Dosimetric evaluation of partially overlapping intensity modulated beams using dynamic mini-multileaf collimation
Linthout, Nadine × Verellen, Dirk Van Acker, Swana De Cock, Mieke Storme, Guy #
Amer assoc physicists medicine amer inst physics
Medical physics vol:30 issue:5 pages:846-55
The dose distribution resulting from partially overlapping intensity modulated beams (IMBs) assigned to different isocenters for the treatment of the same planning target volume (PTV) was evaluated. These partially overlapping IMBs are used in static intensity modulated radiation therapy (IMRT) treatments with the Novalis system using the mini-MultiLeaf Collimator (mini-MLC) in Dynamic MultiLeaf Collimation (DMLC) mode. The resultant dose distribution was verified dosimetrically for a cylindrical target defined in a homogeneous cubic phantom. The phantom positioning can introduce dose nonuniformities in the resultant dose distribution by nonperfect positioning of the isocenters in accordance with each other. The dose inhomogeneities are quantified mathematically by summation of the dose profiles of the used IMBs and experimentally by measurement of the resulting dose profiles with radiographic film and thermoluminescent detectors (TLD). The mathematical estimation of the resulting dose profile of the treatment with a perfect positioning of the isocenters showed a good agreement with the planned dose profile. The magnitude of the maximum dose inhomogeneities introduced by the simulated supplementary shifts between the isocenters decreases by -8.54% mm(-1) as the shift changes from -0.30 +/- 0.10 cm to +0.30 +/- 0.10 cm. The TLD measurements showed a similar variation of the magnitude of the maximum dose inhomogeneities: -8.77% mm(-1). The amount of dose variation was underestimated with the radiographic film measurements, which showed a variation of -7.17% mm(-1). The film measurements demonstrated that the magnitude of the introduced maximum dose inhomogeneities did not alter significantly throughout the PTV. The approach of using partially overlapping IMBs assigned to different isocenters to enlarge the treatment region introduces smaller dose inhomogeneities in the resultant dose distribution than when abutting treatment fields are used.

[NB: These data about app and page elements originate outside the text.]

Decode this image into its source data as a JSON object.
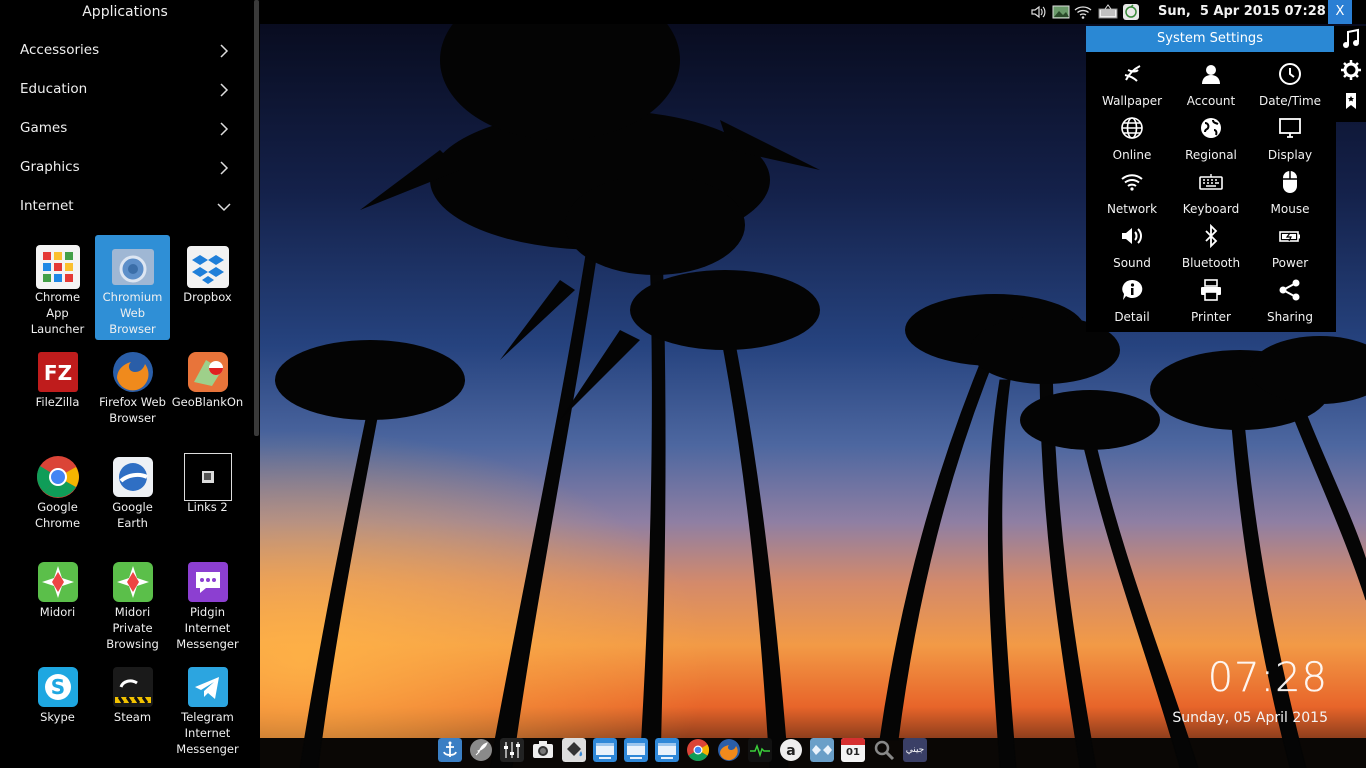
{
  "topbar": {
    "datetime": "Sun,  5 Apr 2015 07:28",
    "close_label": "X",
    "tray_icons": [
      "volume-icon",
      "image-viewer-icon",
      "wifi-icon",
      "keyboard-icon",
      "update-icon"
    ]
  },
  "appmenu": {
    "title": "Applications",
    "categories": [
      {
        "label": "Accessories",
        "expanded": false
      },
      {
        "label": "Education",
        "expanded": false
      },
      {
        "label": "Games",
        "expanded": false
      },
      {
        "label": "Graphics",
        "expanded": false
      },
      {
        "label": "Internet",
        "expanded": true
      }
    ],
    "apps": [
      {
        "label": "Chrome App Launcher",
        "lines": [
          "Chrome",
          "App",
          "Launcher"
        ],
        "icon": "chrome-app-launcher-icon",
        "selected": false
      },
      {
        "label": "Chromium Web Browser",
        "lines": [
          "Chromium",
          "Web",
          "Browser"
        ],
        "icon": "chromium-icon",
        "selected": true
      },
      {
        "label": "Dropbox",
        "lines": [
          "Dropbox"
        ],
        "icon": "dropbox-icon",
        "selected": false
      },
      {
        "label": "FileZilla",
        "lines": [
          "FileZilla"
        ],
        "icon": "filezilla-icon",
        "selected": false
      },
      {
        "label": "Firefox Web Browser",
        "lines": [
          "Firefox Web",
          "Browser"
        ],
        "icon": "firefox-icon",
        "selected": false
      },
      {
        "label": "GeoBlankOn",
        "lines": [
          "GeoBlankOn"
        ],
        "icon": "geoblankon-icon",
        "selected": false
      },
      {
        "label": "Google Chrome",
        "lines": [
          "Google",
          "Chrome"
        ],
        "icon": "google-chrome-icon",
        "selected": false
      },
      {
        "label": "Google Earth",
        "lines": [
          "Google",
          "Earth"
        ],
        "icon": "google-earth-icon",
        "selected": false
      },
      {
        "label": "Links 2",
        "lines": [
          "Links 2"
        ],
        "icon": "links2-icon",
        "selected": false
      },
      {
        "label": "Midori",
        "lines": [
          "Midori"
        ],
        "icon": "midori-icon",
        "selected": false
      },
      {
        "label": "Midori Private Browsing",
        "lines": [
          "Midori",
          "Private",
          "Browsing"
        ],
        "icon": "midori-private-icon",
        "selected": false
      },
      {
        "label": "Pidgin Internet Messenger",
        "lines": [
          "Pidgin",
          "Internet",
          "Messenger"
        ],
        "icon": "pidgin-icon",
        "selected": false
      },
      {
        "label": "Skype",
        "lines": [
          "Skype"
        ],
        "icon": "skype-icon",
        "selected": false
      },
      {
        "label": "Steam",
        "lines": [
          "Steam"
        ],
        "icon": "steam-icon",
        "selected": false
      },
      {
        "label": "Telegram Internet Messenger",
        "lines": [
          "Telegram",
          "Internet",
          "Messenger"
        ],
        "icon": "telegram-icon",
        "selected": false
      }
    ]
  },
  "settings": {
    "title": "System Settings",
    "items": [
      {
        "label": "Wallpaper",
        "icon": "wallpaper-icon"
      },
      {
        "label": "Account",
        "icon": "account-icon"
      },
      {
        "label": "Date/Time",
        "icon": "clock-icon"
      },
      {
        "label": "Online",
        "icon": "globe-icon"
      },
      {
        "label": "Regional",
        "icon": "regional-globe-icon"
      },
      {
        "label": "Display",
        "icon": "monitor-icon"
      },
      {
        "label": "Network",
        "icon": "wifi-icon"
      },
      {
        "label": "Keyboard",
        "icon": "keyboard-icon"
      },
      {
        "label": "Mouse",
        "icon": "mouse-icon"
      },
      {
        "label": "Sound",
        "icon": "speaker-icon"
      },
      {
        "label": "Bluetooth",
        "icon": "bluetooth-icon"
      },
      {
        "label": "Power",
        "icon": "battery-icon"
      },
      {
        "label": "Detail",
        "icon": "info-icon"
      },
      {
        "label": "Printer",
        "icon": "printer-icon"
      },
      {
        "label": "Sharing",
        "icon": "share-icon"
      }
    ],
    "side_icons": [
      "music-note-icon",
      "gear-icon",
      "bookmark-icon"
    ]
  },
  "desktop": {
    "time": "07:28",
    "date": "Sunday, 05 April 2015"
  },
  "dock": {
    "items": [
      "anchor-icon",
      "rocket-icon",
      "mixer-icon",
      "camera-icon",
      "paint-bucket-icon",
      "window-icon",
      "window-icon",
      "window-icon",
      "chrome-icon",
      "firefox-icon",
      "system-monitor-icon",
      "amazon-icon",
      "game-controller-icon",
      "calendar-icon",
      "magnifier-icon",
      "arabic-keyboard-icon"
    ],
    "calendar_day": "01",
    "arabic_label": "جيني"
  },
  "colors": {
    "accent": "#2a88d4",
    "selected_tile": "#2f8fd6",
    "panel_bg": "#000000"
  }
}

The resultant dose distribution of this treatment technique is less sensitive to positioning errors of the used treatment isocenters.